In their joint works, Janet Cardiff and George Bures Miller examine in a complex way the conditions of memory and narration, of experiencing oneself and the other, of authorship, intimacy, sound, and image.
Janet Cardiff & George Bures Miller
In their joint works, Janet Cardiff and George Bures Miller examine in a complex way the conditions of memory and narration, of experiencing oneself and the other, of authorship, intimacy, sound, and image. With their multimedia installations, such as The Paradise Institute, which they conceived for the Canadian pavilion of the Venice Biennial in 2001, or The Berlin Files created in 2003 for Portikus, they aim at expanding with an innovative multimedia practice our experiences of viewing film and video and examining the conditions of production and the possibilities of modern technology.
After their solo exhibition in 1997, we are delighted to present four new works by this Canadian artist couple living in Berlin.
In the stair-well leading to the gallery, the visitor already encounters a sound installation consisting of an old-fashioned plastic speaker emitting long drawn-out sounds faintly reminiscent of a human voice. One can presume this to be a manipulated recording of a voice. The title, Counting Slowly, reveals what it is about.
In the entrance space of the gallery, the visitor is greeted by an office-like situation comprised of a desk with a 1960s-style swivelling telephone. The installation remains uncannily silent. As soon as the visitor picks up the receiver, though, he or she can eavesdrop on a seemingly conspiratorial, pseudo-scientific conversation on the meaning and perception of time. This surprising sound effect from the receiver transforms the silent arrangement of furniture and devices into a cinematic event.
The installation Road Trip is at the centre of the exhibition, inviting the viewer to a 15-minute slide show. Historical pictures of a journey through Canada ending in New York, mostly with a red or blue cast, are projected on a screen, while from the speakers a conversation between the artists can be heard. Their commentaries give the impression that they are looking at found image material for the first time and thus gaining new insights into their past. At the same time, however, they discuss in a quite direct way their approach to producing the installation Road Trip itself.
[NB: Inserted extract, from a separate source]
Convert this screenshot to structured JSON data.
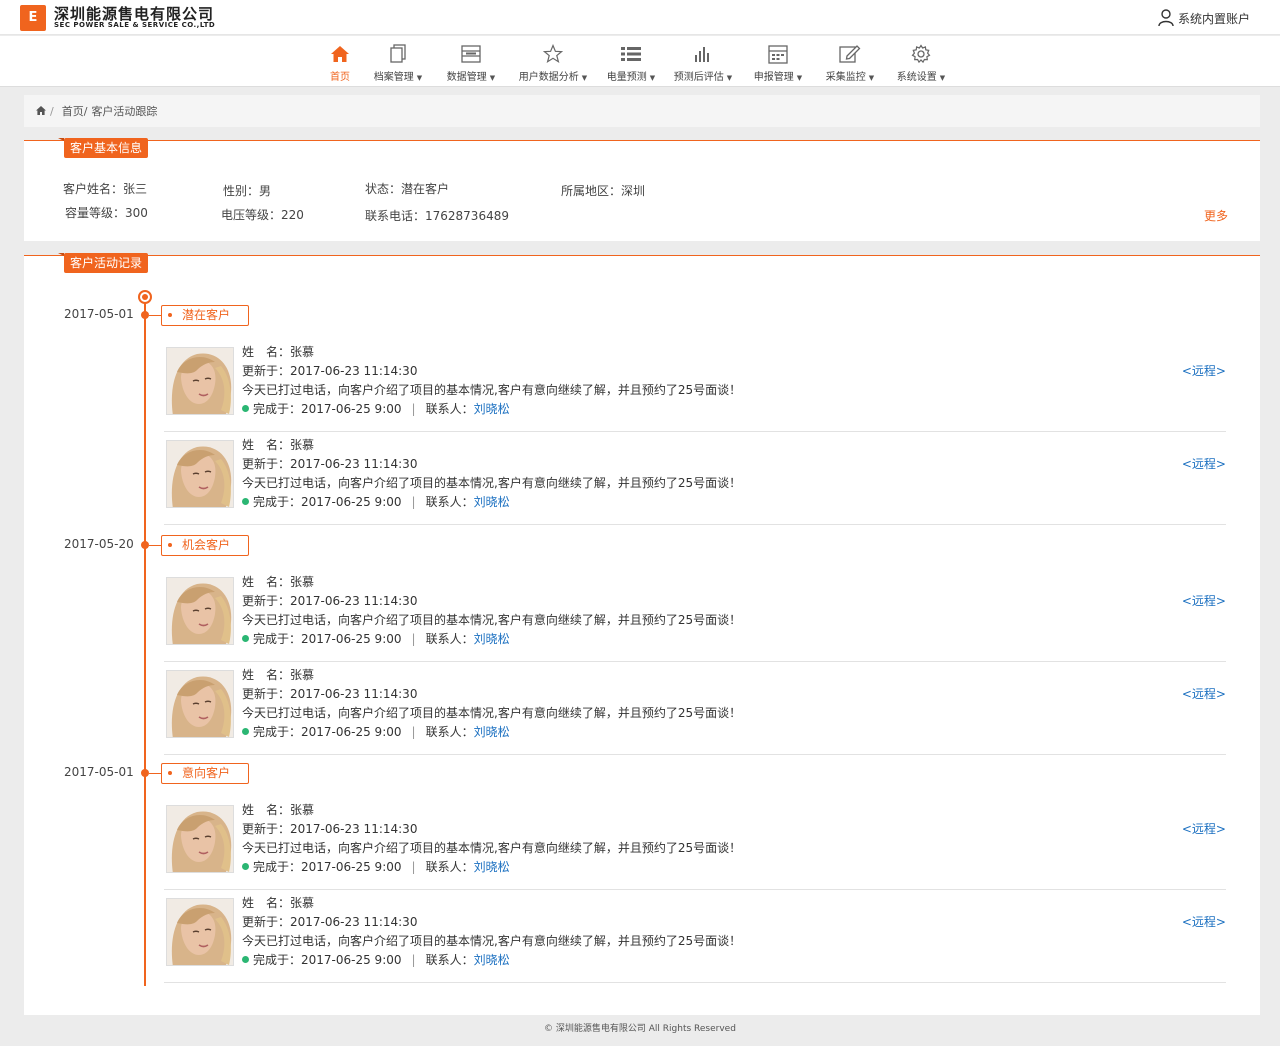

The slide projector mysteriously coordinates with the virtual discussion, moving back and in response to their comments.
In the video (plasma screen) and sound installation Night Canoeing, one sees a mysterious image of water, light and steam. Snippets of a riverâ€™s edge reveal that you are in a boat, part of a journey on a river at night. As both film and sound were recorded directly from the boat, one never sees the canoe itself but only the surroundings. Moreover, because the viewer is in the position of the camera or the canoeist the sound of the rhythmic paddling reinforces the atmosphere charged with tension.
Solo exhibitions since 2001 (selection)
2001: The Paradise Institute, 49. Biennale di Venezia, Canadian Pavillion; Janet Cardiff. A Survey of Works including Collaborations with George Bures Miller, P.S.1, New York. 2002: Janet Cardiff & George Bures Miller, Hamburger Bahnhof, Berlin. 2003: The Berlin Files, Portikus, Frankfurt/Main; Janet Cardiff & George Bures Miller, Whitechapel Art Gallery, London. 2004: Walking throu', Space in Progress 1&2, Thyssen-Bornemisza Art Contemporary Space in Progress und Atelierhaus der Akademie der bildenden KÃ¼nste Wien, Vienna; Janet Cardiff: Her long black hair. An Audio Walk in Central Park, presented by Public Art Fund, New York
In the image: 'The Paradise Institute', 2001, lnstallation view, Hamburger Bahnhof, Berlin
September 18â€“November 13, 2004
Opening: Saturday, September 18, 6-9 pm
Opening hours: Tuesdayâ€“Saturday 11 am-6 pm
Galerie Barbara Weiss / Art Forum Berlin, 18 - 22. September 2004
Hall 20, Stand 134
Laura Horelli: You Go Where You're Sent, 2003
Constisting of a film (20 min.) and 7 photographs
Made in Berlin
Galerie Barbara Weiss
Zimmerstrasse 88-89 10117 Berlin